Princeton NJ — The papers of one of the most important and influential British literary critics of the 20th century have been acquired by the University Library’s Department of Rare Books and Special Collections.
The library is now the home of the papers of Sir Frank Kermode, 87, who lives in England.
Kermode, who is best known for his celebrated studies on D.H. Lawrence and Shakespeare, also achieved some notoriety in the 1960s when he resigned from a literary magazine he discovered was funded by the U.S. Central Intelligence Agency.
…some of the most significant files concern the resignation of Kermode and his colleague Stephen Spender in 1967 from the editorial board of Encounter after learning that the CIA had been covertly funding this literary magazine.
During his academic career, he served as the Lord Northcliffe Professor of Modern English Literature at University College London from 1967 to 1974 and as the King Edward VII Professor of English Literature at Cambridge University from 1974 to 1982. He also has taught at Harvard and Columbia universities.
The author of more than 40 published books, Kermode was knighted in 1991. He is a fellow of both the British Academy and the Royal Society of Literature, an honorary member of both the American Academy of Arts and Sciences and the American Academy of Arts and Letters, and an Officier de l’Ordre des Arts et des Sciences of France.
According to Don Skemer, curator of manuscripts in the Department of Rare Books and Special Collections, some of the most significant files concern the resignation of Kermode and his colleague Stephen Spender in 1967 from the editorial board of Encounter after learning that the CIA had been covertly funding this literary magazine.
“In the correspondence between Kermode and Spender during the Encounter crisis,” he said, “we can see the strength of their intellectual and ethical principles.”
Skemer said that the acquisition complements Princeton’s other holdings at the juncture of literature and legal issues, ranging from copyright problems associated with author J.D. Salinger to the publication of banned or condemned books.
He said that researchers also will find Kermode’s papers valuable for the background they provide through his extensive correspondence with other major authors, literary critics and scholars, including Al Alvarez, W.H. Auden, Denis Donoghue, William Empson, William Golding, Kenneth Koch, David Lodge, Muriel Spark, Allen Tate and Diana Trilling.
“Correspondence during the half century from the early 1950s almost to the present offers valuable insight into letters and thought during this era,” Skemer said. “The papers include extensive original typescripts and drafts of Kermode’s published work, from books to book reviews. There is documentation of many uncollected essays and lectures spanning the years 1969 to 2003, as well as transcripts of numerous radio broadcasts.”
Although Kermode has no Princeton connections, he did visit the campus at least twice, according to records: once in the 1970s to lead a Gauss Seminar in Criticism; and again in 1996 to speak at a national conference on higher education as part of the University’s 250th anniversary celebration.

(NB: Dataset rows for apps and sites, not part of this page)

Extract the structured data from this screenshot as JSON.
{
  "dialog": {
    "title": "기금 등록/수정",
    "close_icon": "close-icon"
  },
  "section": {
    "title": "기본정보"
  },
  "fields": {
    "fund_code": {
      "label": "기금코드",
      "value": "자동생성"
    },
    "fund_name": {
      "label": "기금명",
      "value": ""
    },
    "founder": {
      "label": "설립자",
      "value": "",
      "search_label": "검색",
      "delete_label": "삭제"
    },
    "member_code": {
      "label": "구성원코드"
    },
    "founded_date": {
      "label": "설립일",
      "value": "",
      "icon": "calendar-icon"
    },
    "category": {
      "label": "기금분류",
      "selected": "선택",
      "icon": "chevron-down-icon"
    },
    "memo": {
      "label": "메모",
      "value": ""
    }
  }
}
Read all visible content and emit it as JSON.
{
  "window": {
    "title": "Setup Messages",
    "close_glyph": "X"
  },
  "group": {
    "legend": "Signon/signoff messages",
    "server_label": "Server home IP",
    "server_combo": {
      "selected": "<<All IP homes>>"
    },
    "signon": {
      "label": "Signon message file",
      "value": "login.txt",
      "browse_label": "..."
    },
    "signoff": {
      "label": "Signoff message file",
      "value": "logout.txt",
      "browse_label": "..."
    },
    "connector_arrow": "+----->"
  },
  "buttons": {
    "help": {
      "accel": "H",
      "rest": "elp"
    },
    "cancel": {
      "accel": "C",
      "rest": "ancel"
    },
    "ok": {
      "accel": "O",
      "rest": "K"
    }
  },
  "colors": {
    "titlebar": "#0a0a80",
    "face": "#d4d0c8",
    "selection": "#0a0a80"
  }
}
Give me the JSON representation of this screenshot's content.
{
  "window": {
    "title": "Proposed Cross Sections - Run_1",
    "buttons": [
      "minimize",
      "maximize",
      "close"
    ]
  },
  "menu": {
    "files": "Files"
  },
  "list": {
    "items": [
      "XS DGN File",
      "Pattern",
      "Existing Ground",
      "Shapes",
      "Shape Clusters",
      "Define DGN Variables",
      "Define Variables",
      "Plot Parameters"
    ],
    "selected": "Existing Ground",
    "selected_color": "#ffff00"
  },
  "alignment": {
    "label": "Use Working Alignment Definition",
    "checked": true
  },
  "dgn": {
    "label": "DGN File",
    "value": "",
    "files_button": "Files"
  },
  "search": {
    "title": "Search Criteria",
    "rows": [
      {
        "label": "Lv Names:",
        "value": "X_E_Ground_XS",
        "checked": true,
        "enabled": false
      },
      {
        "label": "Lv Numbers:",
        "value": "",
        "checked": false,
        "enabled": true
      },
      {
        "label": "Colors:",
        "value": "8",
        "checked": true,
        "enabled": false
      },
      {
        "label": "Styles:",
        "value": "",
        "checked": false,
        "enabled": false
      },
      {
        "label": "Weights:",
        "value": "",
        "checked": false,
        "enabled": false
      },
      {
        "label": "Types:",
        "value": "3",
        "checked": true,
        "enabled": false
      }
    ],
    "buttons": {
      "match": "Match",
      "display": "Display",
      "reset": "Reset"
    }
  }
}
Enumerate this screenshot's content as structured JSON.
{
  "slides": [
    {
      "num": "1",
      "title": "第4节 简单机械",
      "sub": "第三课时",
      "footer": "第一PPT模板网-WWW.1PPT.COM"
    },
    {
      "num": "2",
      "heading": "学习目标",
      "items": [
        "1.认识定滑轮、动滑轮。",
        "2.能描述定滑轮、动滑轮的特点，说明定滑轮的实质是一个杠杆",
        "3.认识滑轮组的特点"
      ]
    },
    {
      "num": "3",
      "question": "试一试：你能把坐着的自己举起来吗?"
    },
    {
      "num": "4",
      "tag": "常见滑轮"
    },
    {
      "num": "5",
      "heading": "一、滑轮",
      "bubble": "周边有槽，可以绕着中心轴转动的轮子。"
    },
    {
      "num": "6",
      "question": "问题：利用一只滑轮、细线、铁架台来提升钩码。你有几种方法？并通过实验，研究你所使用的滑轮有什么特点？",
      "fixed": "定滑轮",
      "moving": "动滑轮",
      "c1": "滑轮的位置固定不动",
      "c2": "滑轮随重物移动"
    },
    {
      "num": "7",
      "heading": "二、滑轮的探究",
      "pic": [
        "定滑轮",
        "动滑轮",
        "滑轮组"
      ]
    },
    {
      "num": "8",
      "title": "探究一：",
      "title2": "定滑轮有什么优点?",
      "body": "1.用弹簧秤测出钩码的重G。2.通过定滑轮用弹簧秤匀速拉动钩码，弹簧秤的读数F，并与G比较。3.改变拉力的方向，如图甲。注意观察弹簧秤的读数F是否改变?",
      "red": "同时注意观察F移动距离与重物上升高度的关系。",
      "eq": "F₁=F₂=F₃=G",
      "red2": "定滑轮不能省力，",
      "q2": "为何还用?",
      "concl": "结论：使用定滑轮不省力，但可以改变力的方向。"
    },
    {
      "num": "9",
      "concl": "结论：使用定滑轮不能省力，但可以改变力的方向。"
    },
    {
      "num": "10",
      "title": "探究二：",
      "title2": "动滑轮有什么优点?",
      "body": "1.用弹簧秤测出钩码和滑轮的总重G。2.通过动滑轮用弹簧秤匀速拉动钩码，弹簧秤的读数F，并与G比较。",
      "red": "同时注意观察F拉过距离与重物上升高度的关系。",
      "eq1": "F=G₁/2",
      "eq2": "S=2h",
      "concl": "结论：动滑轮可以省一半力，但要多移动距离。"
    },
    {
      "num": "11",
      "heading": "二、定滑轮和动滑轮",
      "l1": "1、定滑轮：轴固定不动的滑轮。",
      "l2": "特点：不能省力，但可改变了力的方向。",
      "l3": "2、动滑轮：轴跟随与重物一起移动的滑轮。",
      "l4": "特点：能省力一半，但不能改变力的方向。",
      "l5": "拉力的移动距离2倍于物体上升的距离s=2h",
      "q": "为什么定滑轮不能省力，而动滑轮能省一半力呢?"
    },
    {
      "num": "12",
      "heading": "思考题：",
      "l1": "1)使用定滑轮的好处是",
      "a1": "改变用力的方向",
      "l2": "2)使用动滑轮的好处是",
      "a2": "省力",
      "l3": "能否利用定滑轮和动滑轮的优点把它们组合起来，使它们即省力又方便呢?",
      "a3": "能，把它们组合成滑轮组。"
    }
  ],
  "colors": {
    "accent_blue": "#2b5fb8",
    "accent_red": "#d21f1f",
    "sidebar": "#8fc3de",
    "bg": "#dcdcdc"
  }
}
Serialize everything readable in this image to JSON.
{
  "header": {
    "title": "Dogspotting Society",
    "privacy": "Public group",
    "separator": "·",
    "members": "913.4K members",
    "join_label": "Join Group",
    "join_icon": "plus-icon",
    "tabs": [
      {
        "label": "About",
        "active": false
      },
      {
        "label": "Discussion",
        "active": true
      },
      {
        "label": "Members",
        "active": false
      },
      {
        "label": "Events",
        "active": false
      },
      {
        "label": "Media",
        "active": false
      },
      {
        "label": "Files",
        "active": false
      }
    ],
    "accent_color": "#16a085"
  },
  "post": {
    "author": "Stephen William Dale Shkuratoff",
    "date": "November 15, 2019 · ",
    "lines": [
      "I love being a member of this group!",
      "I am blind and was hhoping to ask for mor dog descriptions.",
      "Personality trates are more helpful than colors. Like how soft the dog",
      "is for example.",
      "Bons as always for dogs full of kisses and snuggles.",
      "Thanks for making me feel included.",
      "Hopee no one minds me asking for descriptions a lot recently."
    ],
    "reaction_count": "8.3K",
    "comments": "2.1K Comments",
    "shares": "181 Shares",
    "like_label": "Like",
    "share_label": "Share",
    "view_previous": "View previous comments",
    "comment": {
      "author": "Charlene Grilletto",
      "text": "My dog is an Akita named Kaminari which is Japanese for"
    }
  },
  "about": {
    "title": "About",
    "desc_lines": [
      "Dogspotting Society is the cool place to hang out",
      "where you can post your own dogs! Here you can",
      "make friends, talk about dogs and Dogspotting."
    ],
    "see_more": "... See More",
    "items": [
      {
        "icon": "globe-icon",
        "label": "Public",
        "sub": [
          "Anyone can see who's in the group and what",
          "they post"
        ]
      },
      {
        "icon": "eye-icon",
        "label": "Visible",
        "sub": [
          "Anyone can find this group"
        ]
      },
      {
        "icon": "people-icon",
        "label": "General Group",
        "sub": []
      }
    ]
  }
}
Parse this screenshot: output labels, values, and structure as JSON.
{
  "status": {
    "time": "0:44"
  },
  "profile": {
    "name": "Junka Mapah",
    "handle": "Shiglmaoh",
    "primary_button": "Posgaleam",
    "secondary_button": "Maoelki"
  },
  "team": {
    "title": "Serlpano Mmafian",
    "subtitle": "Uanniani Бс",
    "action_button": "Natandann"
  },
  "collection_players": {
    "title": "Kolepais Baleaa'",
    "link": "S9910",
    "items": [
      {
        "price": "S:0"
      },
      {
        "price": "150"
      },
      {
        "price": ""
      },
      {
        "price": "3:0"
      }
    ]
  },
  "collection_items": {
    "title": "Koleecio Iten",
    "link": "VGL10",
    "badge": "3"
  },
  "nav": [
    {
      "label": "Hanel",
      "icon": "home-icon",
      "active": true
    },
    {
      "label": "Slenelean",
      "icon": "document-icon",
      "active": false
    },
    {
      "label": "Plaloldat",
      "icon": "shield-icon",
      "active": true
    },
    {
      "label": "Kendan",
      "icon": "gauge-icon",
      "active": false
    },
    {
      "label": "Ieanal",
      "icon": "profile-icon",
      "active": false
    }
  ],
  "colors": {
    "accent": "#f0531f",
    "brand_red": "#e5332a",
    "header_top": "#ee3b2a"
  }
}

The papers were acquired with support from the Friends of the Princeton University Library. To learn more about the papers, one may consult the finding aid available online at <diglib.princeton.edu/ead/eadGetDoc.xq?id=/ead/mss/C1149.EAD.xml>. δ